VOL. 132 | NO. 247 | Thursday, December 14, 2017
Hopson Says Grade-Changing Investigation Expands to Other Schools
By Bill Dries
Outside auditors will review grade changing practices at seven high schools as Shelby County Schools broadens its investigation of transcript grade changes at Trezevant High School that showed “systematic academic improprieties” at the Frayser high school.
And the school system is looking at others who might have been involved in the Trezevant transcript changes starting with a compilation of rosters of school administrators from 2012 to 2016 at a high school that had a lot of turnover in its teacher and administrator ranks over those years.
SCS superintendent Dorsey Hopson said Wednesday, Dec. 13, the auditors working with the school system’s auditors will do a thorough review of grade changes at seven high schools where the accounting firm Dixon Hughes Goodman found a percentage of average annual fail-to-pass transcript grade changes above the district annual average of 53 percent by ratio.

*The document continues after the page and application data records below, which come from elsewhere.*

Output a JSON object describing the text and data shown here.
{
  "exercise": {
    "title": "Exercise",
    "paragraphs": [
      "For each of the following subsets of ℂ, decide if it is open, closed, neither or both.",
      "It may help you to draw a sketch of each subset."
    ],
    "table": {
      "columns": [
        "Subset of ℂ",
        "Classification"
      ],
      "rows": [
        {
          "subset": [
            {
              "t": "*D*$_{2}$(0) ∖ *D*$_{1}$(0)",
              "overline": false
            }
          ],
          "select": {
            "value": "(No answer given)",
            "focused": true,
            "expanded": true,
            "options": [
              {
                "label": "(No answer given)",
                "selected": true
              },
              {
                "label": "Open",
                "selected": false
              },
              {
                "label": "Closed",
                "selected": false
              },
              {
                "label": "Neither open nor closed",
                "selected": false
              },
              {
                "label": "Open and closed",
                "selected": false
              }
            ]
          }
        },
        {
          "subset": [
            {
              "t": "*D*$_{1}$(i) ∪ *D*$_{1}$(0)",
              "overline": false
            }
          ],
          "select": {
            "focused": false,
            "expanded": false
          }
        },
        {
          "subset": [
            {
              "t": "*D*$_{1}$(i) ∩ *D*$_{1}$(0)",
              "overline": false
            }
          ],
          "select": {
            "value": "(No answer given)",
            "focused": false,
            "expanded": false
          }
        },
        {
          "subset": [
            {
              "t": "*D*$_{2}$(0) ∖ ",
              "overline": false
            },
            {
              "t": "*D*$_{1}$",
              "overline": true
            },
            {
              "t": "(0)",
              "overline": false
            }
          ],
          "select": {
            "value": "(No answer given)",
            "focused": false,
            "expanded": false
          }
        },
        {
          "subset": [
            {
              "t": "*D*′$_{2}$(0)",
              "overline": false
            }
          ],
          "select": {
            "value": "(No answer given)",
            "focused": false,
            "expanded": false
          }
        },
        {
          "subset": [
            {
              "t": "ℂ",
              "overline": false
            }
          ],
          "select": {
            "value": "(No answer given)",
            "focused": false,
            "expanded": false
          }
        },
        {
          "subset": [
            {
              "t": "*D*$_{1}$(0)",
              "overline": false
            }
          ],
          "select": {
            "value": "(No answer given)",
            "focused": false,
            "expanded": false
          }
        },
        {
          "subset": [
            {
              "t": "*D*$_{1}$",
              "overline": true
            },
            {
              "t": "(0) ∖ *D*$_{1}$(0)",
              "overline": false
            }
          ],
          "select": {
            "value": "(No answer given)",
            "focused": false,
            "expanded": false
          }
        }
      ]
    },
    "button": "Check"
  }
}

“The investigation is far from over,” Hopson said. “What we have also found in this process – obviously the focus was on what happened at Trezevant. But then the broader issue is is there really pervasive, inappropriate grade changing going on throughout the district?”
The independent investigation headed by former U.S. Attorney Ed Stanton raised that possibility.

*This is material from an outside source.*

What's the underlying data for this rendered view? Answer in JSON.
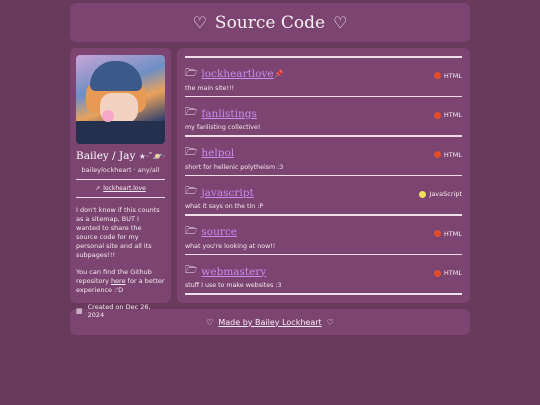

The investigators will also be able to talk to school staff who made the grade changes.
The schools are Kirby, Raleigh-Egypt, Bolton, Westwood, White Station, Power Center Academy High Schools and Memphis Virtual School.
Arlington High School also had a percentage higher than the 53 percent average as well but is not a part of Shelby County Schools.
“I just want to be clear that to the extent that they find that there were inappropriate grade changes either made by people or directed by people then those people are going to be fired,” Hopson said. “That’s as clear as I can be. But I also want to make sure too that people don’t rush to judgment. What I’ve found in the past few days is that there are some schools that … if you fail a grade, come to school on Saturday and make up the work then the principal will adjust the grade. And that’s perfectly legal. There’s a process for that.”
He also said the grade changes at the other schools appear at the outset to be different than the timing and nature of the grade changes at Trezevant.
“That was absolutely the most egregious thing,” Hopson said referring to Trezevant specifically. “I don’t want to just say because there were schools with abnormally high grade changes they did something wrong. But if they did, we are not going to tolerate it.”
Hopson also said he is “angry and frustrated” over the results and conclusions in the report released Dec. 5. He also said he remains baffled by what the motive could be for the grade changes at Trezevant since it wasn’t limited to student-athletes and while it boosted the school’s graduation rate, there is no financial incentive for teachers or administrators from a higher graduation rate. And he says Trezevant’s graduation rate remained poor even with the percentage increase.
“When you have these bad apples, most importantly they have a terrible impact of kids and student outcomes and they also contribute to an erosion of the public trust in the district,” he said.